[Opening Records for this exercise section]

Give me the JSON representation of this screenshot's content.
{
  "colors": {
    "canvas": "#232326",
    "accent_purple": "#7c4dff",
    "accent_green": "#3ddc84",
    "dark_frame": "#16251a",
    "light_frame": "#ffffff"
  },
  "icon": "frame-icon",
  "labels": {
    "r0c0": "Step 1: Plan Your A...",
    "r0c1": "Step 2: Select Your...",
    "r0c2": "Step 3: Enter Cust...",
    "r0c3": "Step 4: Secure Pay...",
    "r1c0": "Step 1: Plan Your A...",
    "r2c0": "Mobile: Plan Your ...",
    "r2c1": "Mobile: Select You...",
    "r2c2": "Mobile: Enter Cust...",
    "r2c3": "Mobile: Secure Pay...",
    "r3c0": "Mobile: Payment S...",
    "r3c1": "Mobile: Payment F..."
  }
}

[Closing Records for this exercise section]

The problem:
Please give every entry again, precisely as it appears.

Exercise result:
Give me the JSON representation of this screenshot's content.
{
  "colors": {
    "canvas": "#232326",
    "accent_purple": "#7c4dff",
    "accent_green": "#3ddc84",
    "dark_frame": "#16251a",
    "light_frame": "#ffffff"
  },
  "icon": "frame-icon",
  "labels": {
    "r0c0": "Step 1: Plan Your A...",
    "r0c1": "Step 2: Select Your...",
    "r0c2": "Step 3: Enter Cust...",
    "r0c3": "Step 4: Secure Pay...",
    "r1c0": "Step 1: Plan Your A...",
    "r2c0": "Mobile: Plan Your ...",
    "r2c1": "Mobile: Select You...",
    "r2c2": "Mobile: Enter Cust...",
    "r2c3": "Mobile: Secure Pay...",
    "r3c0": "Mobile: Payment S...",
    "r3c1": "Mobile: Payment F..."
  }
}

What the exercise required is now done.